Take just a minute and look at this picture. Think about what facts you can clearly observe from this picture.
There are a lot of different things you can see. The most obvious is the clear path where block after block after block has been razed. To the left (west) 3 blocks you can see what is now Interstate Avenue. To the east you can see some other streets including what is now Albina/Mississippi.
One of the things the I-5 corridor did when it was put into place was displace two significant minorities. The jewish population in south and northwest downtown Portland were displaced and in north Portland the African Communities were segmented and displaced. Most of the Interstate was built in a few specific ways. When it was forcefully inserted through the middle of cities, destroying urban areas and communities all over America, there were a few specific tools that politicians use.
One was an unspoken discrimination. By finding the “impoverished minorities” they could easily sway the citizens to vote for paths through areas of a city that were considered blighted. It did not matter to these politicians and their constituents that these supposed blighted areas were peoples’ homes where they lived and owned homes. Yes, actually owned in many situations. But they were forcefully removed by sway of this, with a simple twist of eminent domain (the power to take private property for public use by a state, municipality, or private person or corporation authorized to exercise functions of public character, following the payment of just compensation to the owner of that property).
The definition of course, is relevant, but absurd as the people in these areas that were razed were powerless to stop the Interstates from wrecking their homes, breaking apart their neighborhoods and segregating white from black, jew from christian, even more staunchly than a simple discrimination. The Interstate, in some ways acted as an unspoken discriminatory divide between people throughout the country. Research any interstate in the country, and almost always a city used these build outs as a way to separate people as much as to enable them.
Freedom! …or chains that bind us?
Of course, the largest achievement of the Interstates, more than any other thing has been in creating a country that is tightly coupled to auto-dependency and foreign oil. With more energy and travel time than any other civilized nation between work and home. At one time it might have been a lofty goal, but now it is becoming a more and more clearly marked mistake.
…or kill us…
Another thing we’re finding out more and more, even with efforts to suppress and keep media reports form coming out about this, is the rather at which people are killed (i.e. die from any cause not related to a natural death). I’m not talking about the dozens that are killed in vehicle wrecks, the children that are ran over from offloading high speed traffic on neighborhood streets, or related “vehicle” incidents. I’m talking about from poisons that I-5 gives us via the petroleum vehicles barreling up and down the interstate. Here’s some reading material if you want to see how many are dying, painfully, every year in Portland specifically but also in lands throughout the country.
Did you see?

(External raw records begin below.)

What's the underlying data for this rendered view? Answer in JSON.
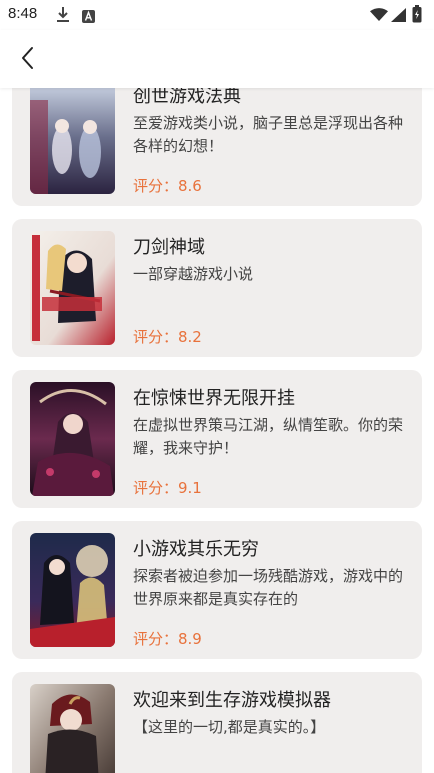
{
  "status_bar": {
    "time": "8:48",
    "icons": [
      "download-icon",
      "font-a-icon",
      "wifi-icon",
      "signal-icon",
      "battery-icon"
    ]
  },
  "app_bar": {
    "back_icon": "chevron-left-icon"
  },
  "books": [
    {
      "title": "创世游戏法典",
      "description": "至爱游戏类小说，脑子里总是浮现出各种各样的幻想！",
      "rating": "评分：8.6"
    },
    {
      "title": "刀剑神域",
      "description": "一部穿越游戏小说",
      "rating": "评分：8.2"
    },
    {
      "title": "在惊悚世界无限开挂",
      "description": "在虚拟世界策马江湖，纵情笙歌。你的荣耀，我来守护！",
      "rating": "评分：9.1"
    },
    {
      "title": "小游戏其乐无穷",
      "description": "探索者被迫参加一场残酷游戏，游戏中的世界原来都是真实存在的",
      "rating": "评分：8.9"
    },
    {
      "title": "欢迎来到生存游戏模拟器",
      "description": "【这里的一切,都是真实的。】",
      "rating": ""
    }
  ],
  "colors": {
    "accent": "#e8723c",
    "card_bg": "#f0eeed"
  }
}
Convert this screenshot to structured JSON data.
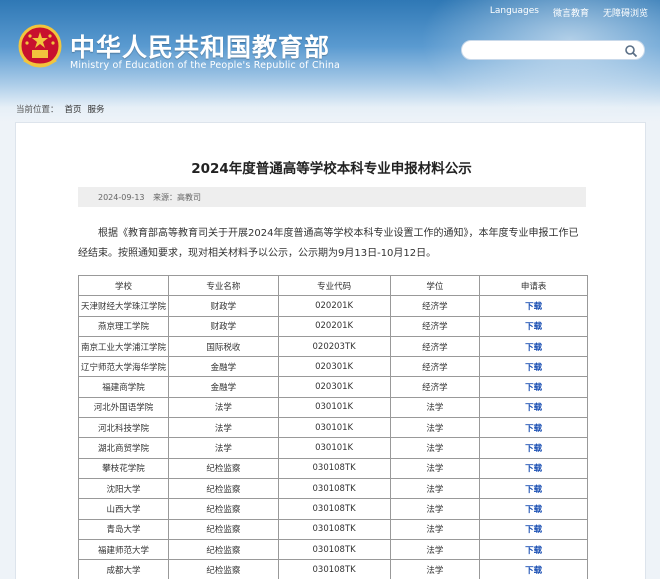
{
  "header": {
    "title_cn": "中华人民共和国教育部",
    "title_en": "Ministry of Education of the People's Republic of China",
    "top_links": [
      "Languages",
      "微言教育",
      "无障碍浏览"
    ],
    "search_placeholder": ""
  },
  "breadcrumb": {
    "prefix": "当前位置：",
    "items": [
      "首页",
      "服务"
    ]
  },
  "article": {
    "title": "2024年度普通高等学校本科专业申报材料公示",
    "date": "2024-09-13",
    "source": "来源：高教司",
    "body": "根据《教育部高等教育司关于开展2024年度普通高等学校本科专业设置工作的通知》，本年度专业申报工作已经结束。按照通知要求，现对相关材料予以公示，公示期为9月13日-10月12日。"
  },
  "table": {
    "headers": [
      "学校",
      "专业名称",
      "专业代码",
      "学位",
      "申请表"
    ],
    "rows": [
      [
        "天津财经大学珠江学院",
        "财政学",
        "020201K",
        "经济学",
        "下载"
      ],
      [
        "燕京理工学院",
        "财政学",
        "020201K",
        "经济学",
        "下载"
      ],
      [
        "南京工业大学浦江学院",
        "国际税收",
        "020203TK",
        "经济学",
        "下载"
      ],
      [
        "辽宁师范大学海华学院",
        "金融学",
        "020301K",
        "经济学",
        "下载"
      ],
      [
        "福建商学院",
        "金融学",
        "020301K",
        "经济学",
        "下载"
      ],
      [
        "河北外国语学院",
        "法学",
        "030101K",
        "法学",
        "下载"
      ],
      [
        "河北科技学院",
        "法学",
        "030101K",
        "法学",
        "下载"
      ],
      [
        "湖北商贸学院",
        "法学",
        "030101K",
        "法学",
        "下载"
      ],
      [
        "攀枝花学院",
        "纪检监察",
        "030108TK",
        "法学",
        "下载"
      ],
      [
        "沈阳大学",
        "纪检监察",
        "030108TK",
        "法学",
        "下载"
      ],
      [
        "山西大学",
        "纪检监察",
        "030108TK",
        "法学",
        "下载"
      ],
      [
        "青岛大学",
        "纪检监察",
        "030108TK",
        "法学",
        "下载"
      ],
      [
        "福建师范大学",
        "纪检监察",
        "030108TK",
        "法学",
        "下载"
      ],
      [
        "成都大学",
        "纪检监察",
        "030108TK",
        "法学",
        "下载"
      ]
    ]
  },
  "colors": {
    "header_blue": "#2f78b5",
    "link_blue": "#1a4fb3"
  }
}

Originally, before starting to read the rest of the post what did you think when you say this image? Progress? Advancement? Efforts to build big things? Great things? Think again, the Interstate has never been a clear cut advancement for America. It’s always been shrouded in the idea of freedom, capitalism and the free-market. When it reality it is a large scale socialist re-distribution of funds from the haves to the have nots that have locked them into an auto dependent lifestyle. It was a redistribution that has given us massive traffic, lower economic throughput of goods (the railroad system we had in 1950 still exceeds the capability of actual good throughput by at least 2x in almost every part of the country.

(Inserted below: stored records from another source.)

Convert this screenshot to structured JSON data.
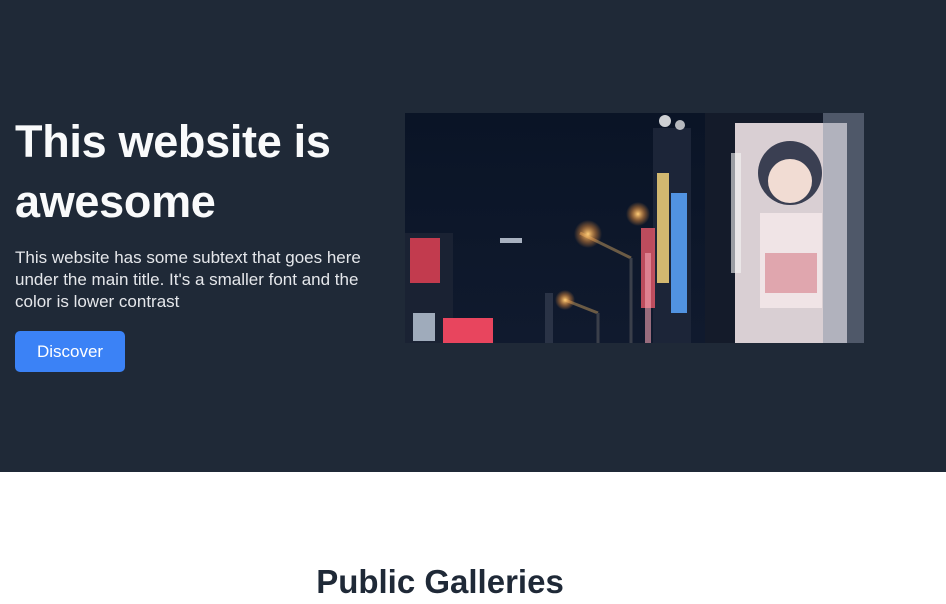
{
  "hero": {
    "title": "This website is awesome",
    "subtext": "This website has some subtext that goes here under the main title. It's a smaller font and the color is lower contrast",
    "cta_label": "Discover",
    "image_alt": "Night city street with neon signs",
    "colors": {
      "background": "#1f2937",
      "title": "#f9fafb",
      "subtext": "#e5e7eb",
      "button": "#3b82f6"
    }
  },
  "gallery": {
    "title": "Public Galleries"
  }
}
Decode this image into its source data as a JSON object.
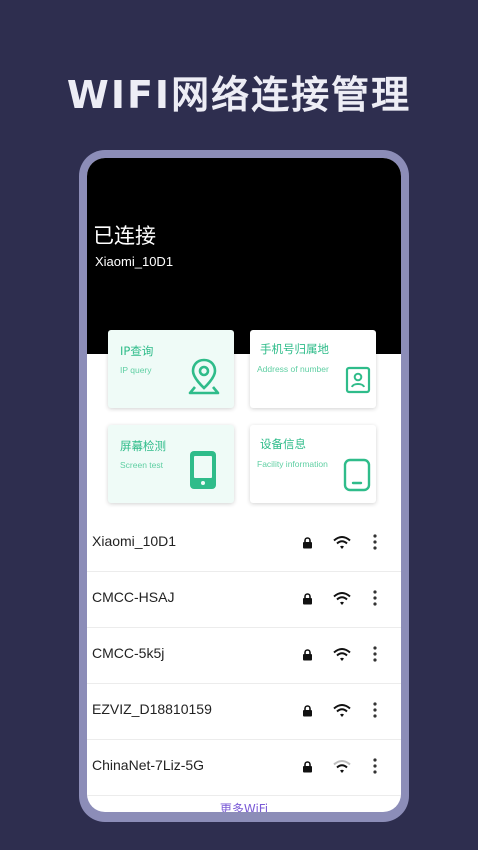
{
  "promo": {
    "title": "WIFI网络连接管理"
  },
  "hero": {
    "status": "已连接",
    "ssid": "Xiaomi_10D1"
  },
  "cards": [
    {
      "title": "IP查询",
      "subtitle": "IP query",
      "icon": "location-pin-icon"
    },
    {
      "title": "手机号归属地",
      "subtitle": "Address of number",
      "icon": "contact-card-icon"
    },
    {
      "title": "屏幕检测",
      "subtitle": "Screen test",
      "icon": "phone-icon"
    },
    {
      "title": "设备信息",
      "subtitle": "Facility information",
      "icon": "device-icon"
    }
  ],
  "networks": [
    {
      "ssid": "Xiaomi_10D1",
      "locked": true,
      "signal": "full"
    },
    {
      "ssid": "CMCC-HSAJ",
      "locked": true,
      "signal": "full"
    },
    {
      "ssid": "CMCC-5k5j",
      "locked": true,
      "signal": "full"
    },
    {
      "ssid": "EZVIZ_D18810159",
      "locked": true,
      "signal": "full"
    },
    {
      "ssid": "ChinaNet-7Liz-5G",
      "locked": true,
      "signal": "weak"
    }
  ],
  "more_link": "更多WiFi",
  "colors": {
    "accent": "#2fbc8a",
    "link": "#7a5ad6",
    "background": "#2e2e4f",
    "frame": "#8c8db8"
  }
}
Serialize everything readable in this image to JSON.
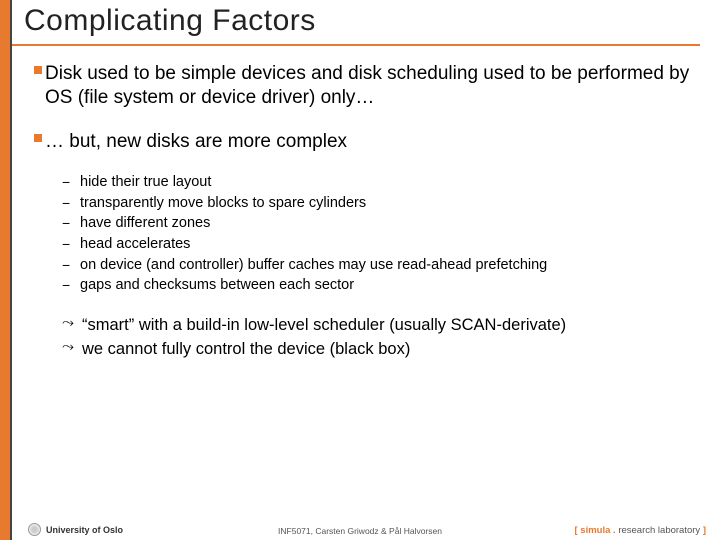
{
  "title": "Complicating Factors",
  "bullets": [
    {
      "text": "Disk used to be simple devices and disk scheduling used to be performed by OS (file system or device driver) only…"
    },
    {
      "text": "… but, new disks are more complex",
      "subs": [
        "hide their true layout",
        "transparently move blocks to spare cylinders",
        "have different zones",
        "head accelerates",
        "on device (and controller) buffer caches may use read-ahead prefetching",
        "gaps and checksums between each sector"
      ],
      "conclusions": [
        "“smart” with a build-in low-level scheduler (usually SCAN-derivate)",
        "we cannot fully control the device (black box)"
      ]
    }
  ],
  "marks": {
    "dash": "−",
    "arrow": "⤳"
  },
  "footer": {
    "uio": "University of Oslo",
    "center": "INF5071, Carsten Griwodz & Pål Halvorsen",
    "right": {
      "br1": "[ ",
      "sim": "simula",
      "dot": " . ",
      "rl": "research laboratory",
      "br2": " ]"
    }
  }
}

Tax Burden? Why do Republicans support this socialism?
One of the largest burdens we have as taxpayers is in maintaining, building and extending the road system. The gas tax supplies ONLY part of the costs of road costs. If you took the entire amount of the money raised by gas taxes and applied it to the cost of the Interstates it would pay for about 95% of the costs. We’re quickly reaching a level though were the gas taxes don’t cover even that much of the Interstate, and we’re only covering about 0.5% of the costs of keeping up the Interstates, but we’re actually not spending the money on the roads but instead on new road construction. That means we’re actually only covering about 0.1-0.2% of maintenance and we’re adding to that by building MORE Interstates.
This fact doesn’t include were even more money goes, into state highways, local roads, etc. We, as a society, with our current infrastructure taxes can’t afford this (technically we’ve never really been able to, we’ve been spending the last 60 years going into debt by selling bonds to China & other nations to fund our expansions).

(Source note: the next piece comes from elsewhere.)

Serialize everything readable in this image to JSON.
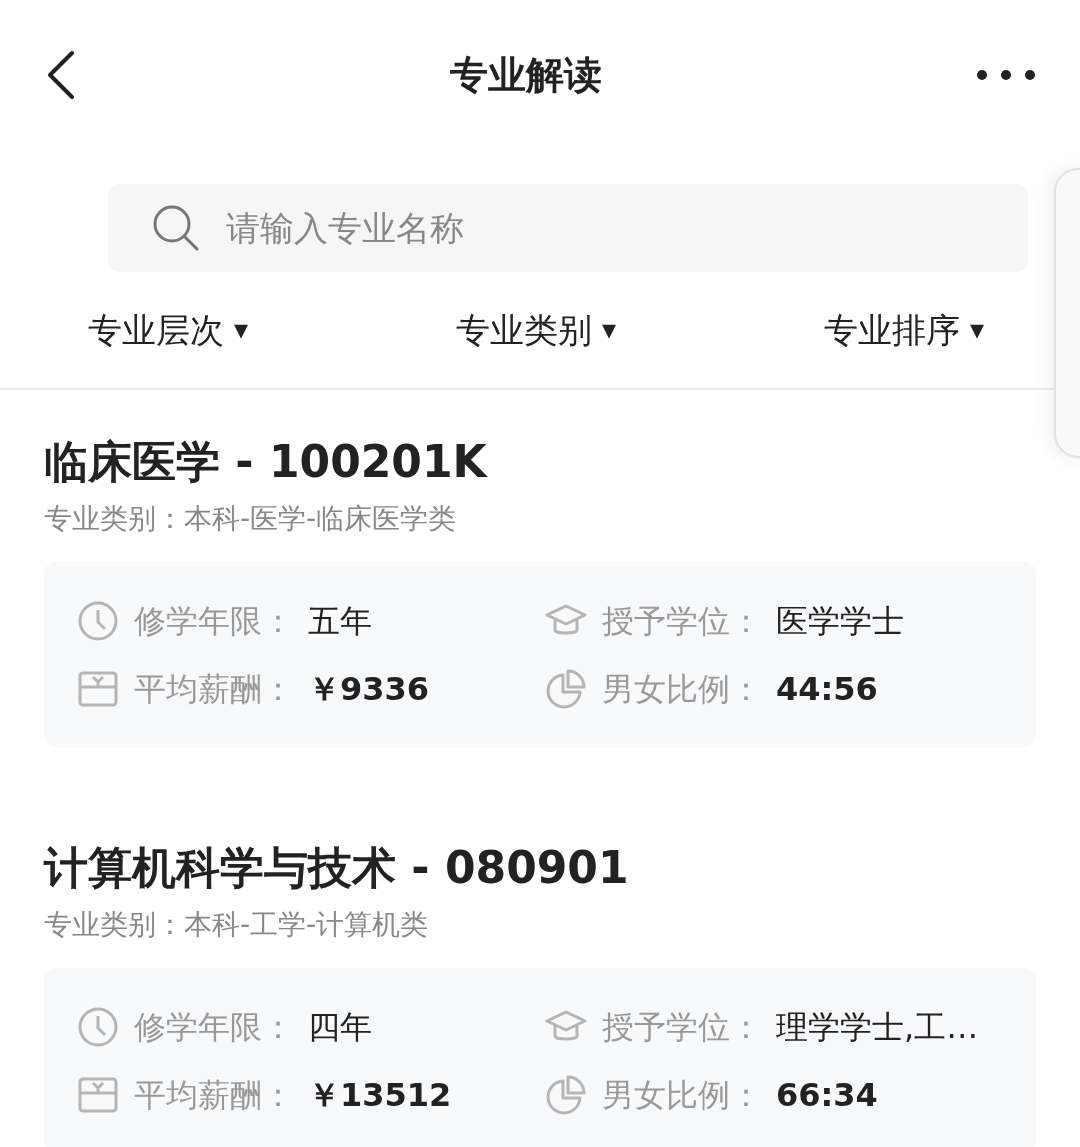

So when you look at this picture, think of it in a more holistic sense as the thing that’s put us on our current path to financial burdens our children can’t afford. An entitlement lifestyle that has Americans thinking they’re owed a road for everywhere they want to go, and that it be FREE! There’s more to our freeways than meets the eye, and everybody in this country needs to think a lot more about this and become more informed about what this infrastructure has led us into.
Our children’s lives (or deaths) depend on it.
If you read these I’ll have more cross-correlations and holistic views on why these things can be connected to our current plight in America, financially and otherwise.